— ASSIGNED TASK —
Below are some records; retype all of them exactly.

— TASK MATERIAL —
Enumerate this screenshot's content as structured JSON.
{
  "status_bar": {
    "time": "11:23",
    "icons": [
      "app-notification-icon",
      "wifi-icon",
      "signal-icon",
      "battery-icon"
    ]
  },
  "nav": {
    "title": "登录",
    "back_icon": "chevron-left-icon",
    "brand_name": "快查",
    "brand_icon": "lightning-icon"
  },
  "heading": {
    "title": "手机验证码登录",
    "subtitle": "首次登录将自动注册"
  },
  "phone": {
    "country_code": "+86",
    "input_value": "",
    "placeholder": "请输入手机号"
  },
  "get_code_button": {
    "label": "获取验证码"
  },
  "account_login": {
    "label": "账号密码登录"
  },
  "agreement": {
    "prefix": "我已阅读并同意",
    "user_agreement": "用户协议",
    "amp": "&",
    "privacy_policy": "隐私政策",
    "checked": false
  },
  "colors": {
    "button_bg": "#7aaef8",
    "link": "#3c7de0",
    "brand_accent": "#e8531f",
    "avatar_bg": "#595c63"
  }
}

— WRITTEN SOLUTION —
Enumerate this screenshot's content as structured JSON.
{
  "status_bar": {
    "time": "11:23",
    "icons": [
      "app-notification-icon",
      "wifi-icon",
      "signal-icon",
      "battery-icon"
    ]
  },
  "nav": {
    "title": "登录",
    "back_icon": "chevron-left-icon",
    "brand_name": "快查",
    "brand_icon": "lightning-icon"
  },
  "heading": {
    "title": "手机验证码登录",
    "subtitle": "首次登录将自动注册"
  },
  "phone": {
    "country_code": "+86",
    "input_value": "",
    "placeholder": "请输入手机号"
  },
  "get_code_button": {
    "label": "获取验证码"
  },
  "account_login": {
    "label": "账号密码登录"
  },
  "agreement": {
    "prefix": "我已阅读并同意",
    "user_agreement": "用户协议",
    "amp": "&",
    "privacy_policy": "隐私政策",
    "checked": false
  },
  "colors": {
    "button_bg": "#7aaef8",
    "link": "#3c7de0",
    "brand_accent": "#e8531f",
    "avatar_bg": "#595c63"
  }
}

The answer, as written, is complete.